Semi-automated lawn mowers have been in existence for years, but never with the autonomous qualities of the Robowmow RL1000 – developed by Israeli company Friendly Robotics. It really is a ‘lawn robot’.
It may be ironic that Israel – where a much smaller percentage of residents live in residences with lawns than in the US – would be inventing a robotic lawn mower, but for Friendly Robotics CEO Udi Peless, it was a personal mission.
Ten years ago, he was one of those minority of Israelis with a lawn.
“I hated mowing the yard,” the former Israeli air force pilot told ISRAEL21c.
Already a successful businessman in 1995, Peless was challenged by his wife who said ‘why don’t you just make a machine that does it for you?’
Peless joined forces with friend and former army colleague Shai Abramson to launch Friendly Machines in 1995 which evolved into Friendly Robotics.
“We joined our visions of automating devices used around the house – particularly the lawn mower,” said Peless.
The first automatic mower they developed – called the Lawnkeeper – was bulky and unattractive, but when demonstrated, cut about 200 square feet of grass without assistance.

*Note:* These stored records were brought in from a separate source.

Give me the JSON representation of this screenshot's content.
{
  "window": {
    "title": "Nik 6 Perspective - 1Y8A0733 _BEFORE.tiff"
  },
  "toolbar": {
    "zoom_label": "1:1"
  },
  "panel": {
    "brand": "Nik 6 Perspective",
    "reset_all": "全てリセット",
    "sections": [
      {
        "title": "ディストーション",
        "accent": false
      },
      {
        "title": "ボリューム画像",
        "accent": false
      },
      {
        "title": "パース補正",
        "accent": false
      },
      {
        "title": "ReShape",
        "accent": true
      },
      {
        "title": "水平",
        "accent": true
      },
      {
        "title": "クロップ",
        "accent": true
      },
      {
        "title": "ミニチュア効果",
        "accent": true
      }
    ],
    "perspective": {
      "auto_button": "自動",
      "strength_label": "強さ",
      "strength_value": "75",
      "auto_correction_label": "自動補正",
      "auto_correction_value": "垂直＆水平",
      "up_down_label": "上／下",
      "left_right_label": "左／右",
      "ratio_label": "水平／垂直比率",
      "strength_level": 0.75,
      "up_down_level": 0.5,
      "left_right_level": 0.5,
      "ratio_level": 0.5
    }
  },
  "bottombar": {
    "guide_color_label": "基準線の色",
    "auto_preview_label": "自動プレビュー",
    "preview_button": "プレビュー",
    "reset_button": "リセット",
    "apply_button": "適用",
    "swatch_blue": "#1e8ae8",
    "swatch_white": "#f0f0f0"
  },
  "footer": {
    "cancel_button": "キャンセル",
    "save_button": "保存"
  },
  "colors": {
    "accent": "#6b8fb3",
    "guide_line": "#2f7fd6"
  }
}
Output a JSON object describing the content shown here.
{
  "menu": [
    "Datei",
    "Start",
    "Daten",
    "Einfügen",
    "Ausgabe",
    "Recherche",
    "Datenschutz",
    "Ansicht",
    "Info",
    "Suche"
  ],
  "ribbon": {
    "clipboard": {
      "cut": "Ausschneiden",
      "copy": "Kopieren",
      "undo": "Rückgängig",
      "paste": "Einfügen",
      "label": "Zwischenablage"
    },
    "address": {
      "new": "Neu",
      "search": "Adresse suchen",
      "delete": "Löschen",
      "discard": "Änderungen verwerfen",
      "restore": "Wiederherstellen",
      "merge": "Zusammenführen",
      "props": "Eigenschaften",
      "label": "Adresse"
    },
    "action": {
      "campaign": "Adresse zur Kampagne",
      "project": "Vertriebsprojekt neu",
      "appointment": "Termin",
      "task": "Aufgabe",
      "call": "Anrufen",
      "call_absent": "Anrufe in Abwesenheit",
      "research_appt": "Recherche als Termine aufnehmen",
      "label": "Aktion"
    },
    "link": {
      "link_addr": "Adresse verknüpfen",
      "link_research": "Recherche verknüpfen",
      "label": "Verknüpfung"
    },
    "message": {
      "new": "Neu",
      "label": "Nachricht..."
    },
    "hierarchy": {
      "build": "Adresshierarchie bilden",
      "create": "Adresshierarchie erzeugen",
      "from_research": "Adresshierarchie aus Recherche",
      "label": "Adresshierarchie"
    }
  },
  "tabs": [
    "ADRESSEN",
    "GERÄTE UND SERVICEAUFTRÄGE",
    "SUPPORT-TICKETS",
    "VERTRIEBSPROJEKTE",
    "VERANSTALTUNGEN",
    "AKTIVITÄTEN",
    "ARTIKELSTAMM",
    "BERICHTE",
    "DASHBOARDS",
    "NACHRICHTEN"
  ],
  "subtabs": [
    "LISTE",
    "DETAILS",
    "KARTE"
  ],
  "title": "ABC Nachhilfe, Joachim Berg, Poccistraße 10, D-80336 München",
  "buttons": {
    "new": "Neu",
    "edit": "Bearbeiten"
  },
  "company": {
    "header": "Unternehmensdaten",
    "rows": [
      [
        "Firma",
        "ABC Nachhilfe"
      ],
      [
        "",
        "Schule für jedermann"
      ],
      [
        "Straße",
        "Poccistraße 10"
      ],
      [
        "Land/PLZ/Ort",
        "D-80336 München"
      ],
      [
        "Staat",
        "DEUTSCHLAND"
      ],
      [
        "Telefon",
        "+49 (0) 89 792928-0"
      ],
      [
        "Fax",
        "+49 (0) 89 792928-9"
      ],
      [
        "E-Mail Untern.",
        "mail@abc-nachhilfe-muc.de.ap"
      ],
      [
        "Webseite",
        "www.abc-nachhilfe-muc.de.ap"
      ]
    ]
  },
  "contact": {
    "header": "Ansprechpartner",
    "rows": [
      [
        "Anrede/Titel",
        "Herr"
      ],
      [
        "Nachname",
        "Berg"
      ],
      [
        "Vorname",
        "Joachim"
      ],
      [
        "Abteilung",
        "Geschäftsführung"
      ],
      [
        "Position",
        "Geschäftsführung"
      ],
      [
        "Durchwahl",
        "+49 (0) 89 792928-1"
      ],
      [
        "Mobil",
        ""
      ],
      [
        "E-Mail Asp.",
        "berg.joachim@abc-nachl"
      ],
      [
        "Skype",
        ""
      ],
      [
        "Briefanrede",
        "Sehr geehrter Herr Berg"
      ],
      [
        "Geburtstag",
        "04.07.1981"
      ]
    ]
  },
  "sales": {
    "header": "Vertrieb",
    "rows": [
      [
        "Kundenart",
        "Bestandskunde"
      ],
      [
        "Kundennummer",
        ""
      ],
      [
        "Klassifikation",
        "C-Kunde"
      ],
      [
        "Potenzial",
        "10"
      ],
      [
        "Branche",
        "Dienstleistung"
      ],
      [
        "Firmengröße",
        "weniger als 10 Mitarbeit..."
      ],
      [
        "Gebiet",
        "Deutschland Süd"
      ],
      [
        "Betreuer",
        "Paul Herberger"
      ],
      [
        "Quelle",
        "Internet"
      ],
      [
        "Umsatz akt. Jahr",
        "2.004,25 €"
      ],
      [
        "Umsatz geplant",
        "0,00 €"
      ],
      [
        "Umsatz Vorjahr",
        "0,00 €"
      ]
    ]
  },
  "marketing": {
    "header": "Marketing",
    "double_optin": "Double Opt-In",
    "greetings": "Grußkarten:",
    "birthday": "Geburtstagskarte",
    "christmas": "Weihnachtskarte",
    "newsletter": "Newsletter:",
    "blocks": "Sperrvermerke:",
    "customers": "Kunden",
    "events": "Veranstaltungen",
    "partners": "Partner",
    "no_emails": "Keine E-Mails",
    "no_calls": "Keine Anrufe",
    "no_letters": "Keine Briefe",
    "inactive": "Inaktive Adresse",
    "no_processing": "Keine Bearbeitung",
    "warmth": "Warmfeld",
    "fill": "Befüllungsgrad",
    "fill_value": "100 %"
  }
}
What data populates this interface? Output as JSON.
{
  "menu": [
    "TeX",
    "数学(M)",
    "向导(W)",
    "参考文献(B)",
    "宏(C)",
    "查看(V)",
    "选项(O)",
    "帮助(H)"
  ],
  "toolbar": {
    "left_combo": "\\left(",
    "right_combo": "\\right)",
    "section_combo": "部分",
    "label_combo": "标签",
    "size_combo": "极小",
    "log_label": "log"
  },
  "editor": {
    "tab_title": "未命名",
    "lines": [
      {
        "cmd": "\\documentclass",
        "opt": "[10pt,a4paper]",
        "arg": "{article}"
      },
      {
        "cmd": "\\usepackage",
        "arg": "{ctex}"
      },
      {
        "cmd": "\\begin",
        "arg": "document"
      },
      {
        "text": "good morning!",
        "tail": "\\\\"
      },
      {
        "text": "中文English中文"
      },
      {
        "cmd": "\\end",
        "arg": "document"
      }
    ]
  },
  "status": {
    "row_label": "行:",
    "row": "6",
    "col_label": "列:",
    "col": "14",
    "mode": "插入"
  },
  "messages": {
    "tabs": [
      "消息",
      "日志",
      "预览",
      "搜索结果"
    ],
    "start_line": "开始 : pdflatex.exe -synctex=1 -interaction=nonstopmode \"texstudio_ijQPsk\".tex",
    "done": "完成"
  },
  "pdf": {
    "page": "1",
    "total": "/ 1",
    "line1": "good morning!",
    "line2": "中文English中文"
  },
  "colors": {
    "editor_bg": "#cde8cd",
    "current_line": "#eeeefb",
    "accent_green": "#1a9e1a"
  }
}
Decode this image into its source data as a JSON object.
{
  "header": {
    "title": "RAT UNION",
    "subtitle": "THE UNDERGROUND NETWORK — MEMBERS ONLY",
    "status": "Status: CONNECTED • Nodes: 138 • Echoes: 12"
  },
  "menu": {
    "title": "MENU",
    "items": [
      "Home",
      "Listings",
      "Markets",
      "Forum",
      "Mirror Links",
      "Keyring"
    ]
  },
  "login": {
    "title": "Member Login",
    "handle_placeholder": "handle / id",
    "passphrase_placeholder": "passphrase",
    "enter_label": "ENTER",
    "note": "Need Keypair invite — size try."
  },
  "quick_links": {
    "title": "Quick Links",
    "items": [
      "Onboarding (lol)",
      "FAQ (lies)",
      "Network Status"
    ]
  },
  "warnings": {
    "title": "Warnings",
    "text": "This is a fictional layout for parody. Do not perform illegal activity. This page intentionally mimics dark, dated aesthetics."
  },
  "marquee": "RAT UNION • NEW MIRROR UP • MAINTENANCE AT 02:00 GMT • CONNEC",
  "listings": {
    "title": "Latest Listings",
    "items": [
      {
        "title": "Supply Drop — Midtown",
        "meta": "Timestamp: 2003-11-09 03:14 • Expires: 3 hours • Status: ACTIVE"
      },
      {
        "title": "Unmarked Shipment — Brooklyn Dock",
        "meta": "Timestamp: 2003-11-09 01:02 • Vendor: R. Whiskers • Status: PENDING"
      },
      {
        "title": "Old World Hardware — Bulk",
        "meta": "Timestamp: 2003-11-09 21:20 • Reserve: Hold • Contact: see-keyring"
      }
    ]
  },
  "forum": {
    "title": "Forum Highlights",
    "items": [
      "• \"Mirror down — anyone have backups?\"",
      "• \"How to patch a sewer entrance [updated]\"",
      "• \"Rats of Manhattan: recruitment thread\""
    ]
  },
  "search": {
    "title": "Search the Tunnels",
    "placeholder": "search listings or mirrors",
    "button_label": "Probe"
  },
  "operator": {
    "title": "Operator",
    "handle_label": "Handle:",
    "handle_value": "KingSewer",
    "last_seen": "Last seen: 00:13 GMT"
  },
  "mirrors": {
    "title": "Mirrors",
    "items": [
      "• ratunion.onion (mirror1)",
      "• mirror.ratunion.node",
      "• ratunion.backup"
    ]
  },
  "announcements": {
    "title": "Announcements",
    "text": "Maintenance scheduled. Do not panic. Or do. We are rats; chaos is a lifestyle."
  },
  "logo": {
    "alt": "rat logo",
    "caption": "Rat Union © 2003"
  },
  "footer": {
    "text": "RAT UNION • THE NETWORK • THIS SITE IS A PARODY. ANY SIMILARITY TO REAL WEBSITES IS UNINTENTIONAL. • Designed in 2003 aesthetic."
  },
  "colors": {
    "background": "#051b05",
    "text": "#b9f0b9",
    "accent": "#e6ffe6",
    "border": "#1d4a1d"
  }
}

Through continual upgrades, Friendly Robotics has honed the process, arriving at the advanced Robomow RL1000.
At a cost of $1,800, the Robomow is sold in more than two dozen countries, with the bulk of sales in the US. According to Peless, the only work the consumer has to do is a one time installation of a cable around the perimeter of the garden, a cable which tells the robot where to stop mowing the lawn. The cable itself can even be buried in the ground – thus making it completely invisible.
The RL1000 has sensors which allows it to bypass obstacles on the lawn, and is equipped with a small alarm that informs those in the vicinity that it’s about to start its operation in five minutes. The Robomow cuts the lawn to a fine powder which in turn it disperses as a fertilizer back onto the soil.
A recent consumer column in The Washington Post described how the Robowmow works:
“When switched on, the Robomower reads a signal from the wire and registers the boundaries of the yard. Then it starts moving in a roughly triangular pattern, changing directions when it reaches the perimeter wire or bumps into a tree, a birdbath, a stray football left behind by neighborhood kids – until every square foot of the lawn has been, somewhat haphazardly, cut. Those partial to tidy straight mow marks may not be satisfied.
Because its movement is basically mindless and random, the Robomower can take two to three times longer than would a human being. But that’s time the owner can spend doing something other than panting and wheezing beneath a hot sun.”
To make things run even more efficiently, the Robowmow comes equipped with a docking station and battery recharger. An added feature of the RL1000 over its earlier incarnations is the addition of a timer that can be preset. When the pre-ordained time arrives, it will dislodge from the docking station – with a blast of bugle and drums fanfare – and start cutting. When the batteries run low, the RL 1000 is programmed to roll back to the docking station for quick recharge, and then resume cutting until the job is completed.
“We have a unique technology with two features that sets it apart from our competitors,” said Peless. “We’re using a powerful cutting system – which delivers a quality of cut similar or even better than a regular lawn mower. Others use light platforms with weak cutting power. And secondly, we have unsurpassed technology for the systematic coverage of the lawn area, whereas our competitors tend to be random.”
Other features that make the 80-pound machine user friendly include a theft-deterrent
four-digit code, a quiet engine which enables it to run at night without annoying nearby neighbors, adjustable blade settings, and slope capabilities of up to 15 degrees.
According to Ames Tiedeman of Systems Trading Corp., the Robomower’s North American distributor, most of Robomower sales in the US are via the Internet through the sites www.probotics.com and www.robomower.us.
“The first person who is going to buy it is the techno-geek,” Tiedeman told The Washington Post, “somebody who just wants something new. The second person is going to be somebody who just doesn’t like to mow the lawn – who detests the concept. And the third person is going to be somebody who used to mow their lawn, but can’t any longer, maybe because of their age or their health.”
“It’s interesting that this lawn mowing technology came out of Israel where there aren’t that many big lawns. But we do have a niche market here – with more than 1,000 customers,” said Peless.
Peless said that new versions of the Robomower are constantly being worked on, but refused to divulge what groundbreaking features will be on future models. However, he did announce that Friendly Robotics has gotten even friendlier to the house cleaner by developing a vacuum cleaner robot under the name of Friendly Vac, which can move around the house, avoid obstacles and clean the floor.
Friendly Robotics mission is to ‘liberate people from routine chores such as cleaning the home and mowing the lawn, thus making life more convenient and freeing valuable time for more enjoying activities.’
Just turn on the mower, and drink to that.
(Iddo Gennuth of IsraCast contributed to this report.)